ISLAMABAD –  : The first round of talks between Pakistan and International Monetary Fund (IMF) will start from tomorrow (Tuesday) in Dubai where Pakistan’s ability to pay back a remaining debt of approximately $6.4 billion will be reviewed.

According to an official, during the week-long talks, an IMF team will arrive also in Islamabad to hold policy-level dialogue which will be a significant part of the parleys which involve meetings with the country’s President Asif Ali Zardari and Premier Raja Pervaiz Ashraf.
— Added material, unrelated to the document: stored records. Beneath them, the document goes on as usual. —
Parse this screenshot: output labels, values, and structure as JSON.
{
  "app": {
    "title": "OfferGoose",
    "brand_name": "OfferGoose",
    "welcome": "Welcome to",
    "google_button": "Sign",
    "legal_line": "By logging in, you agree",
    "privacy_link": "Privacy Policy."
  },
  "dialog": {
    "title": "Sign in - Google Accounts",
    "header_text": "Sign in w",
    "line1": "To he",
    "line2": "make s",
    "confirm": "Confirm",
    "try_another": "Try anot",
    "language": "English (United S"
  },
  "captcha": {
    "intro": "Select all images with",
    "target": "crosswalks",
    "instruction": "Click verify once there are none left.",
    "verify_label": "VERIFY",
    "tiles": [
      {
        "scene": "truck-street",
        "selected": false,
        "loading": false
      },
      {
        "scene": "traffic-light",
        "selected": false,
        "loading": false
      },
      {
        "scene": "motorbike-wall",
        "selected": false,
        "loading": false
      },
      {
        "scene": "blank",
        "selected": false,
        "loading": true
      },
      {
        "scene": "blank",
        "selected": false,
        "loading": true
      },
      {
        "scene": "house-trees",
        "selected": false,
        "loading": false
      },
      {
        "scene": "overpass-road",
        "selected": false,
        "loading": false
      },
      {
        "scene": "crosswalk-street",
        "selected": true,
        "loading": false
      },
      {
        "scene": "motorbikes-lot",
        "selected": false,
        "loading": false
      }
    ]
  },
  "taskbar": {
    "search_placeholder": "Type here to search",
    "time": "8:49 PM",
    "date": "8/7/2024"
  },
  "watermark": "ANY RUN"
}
The official said $1.18 billion amount received in Coalition Support Fund (CSF) from the US had given some space to the country’s economic trouble shooter to repay installments to the IMF on monthly bases and more foreign inflows were expected in the coming months from other donors especially after improvement in relations with the US as it had also disbursed $280 million for the energy sector last month.

The official said the country’s foreign exchange reserves will continue to face pressure due to re-payment of IMF loans in the next more than three years as Pakistan is likely to go to the International Monetary Fund (IMF) in fresh loan in current fiscal year 2012-13 to seek loan for the retirement of IMF’s Stand-by Arrangement (SBA) facility.   Despite depressive economic situation of the country, the government had paid back total amount of $1.2 billion to International Monetary Fund during last fiscal year 2011-12 from foreign currency reserves held by the State Bank of Pakistan (SBP). 

According to the repayment schedule agreed between Pakistan and IMF, Pakistan will repay its obtain $7.6 billion to the IMF till the end of fiscal year 2014-15. The $11.3 billion SBA program had expired on September 30, 2011 and the last two trenches of $3.7 billion could not pay to Pakistan by IMF following Islamabad’s failure to pursue key reforms as well as the emergence of the revenue figures fiasco.

Pakistan had enter into a $11.3 billion programme in 2008 with IMF and got disbursements of about $7.6 billion, but failed to get the remaining $3.7 billion due to slippages in performance criteria, leading to suspension of the programme in May 2010 and was ended unsuccessfully on September 30,2011.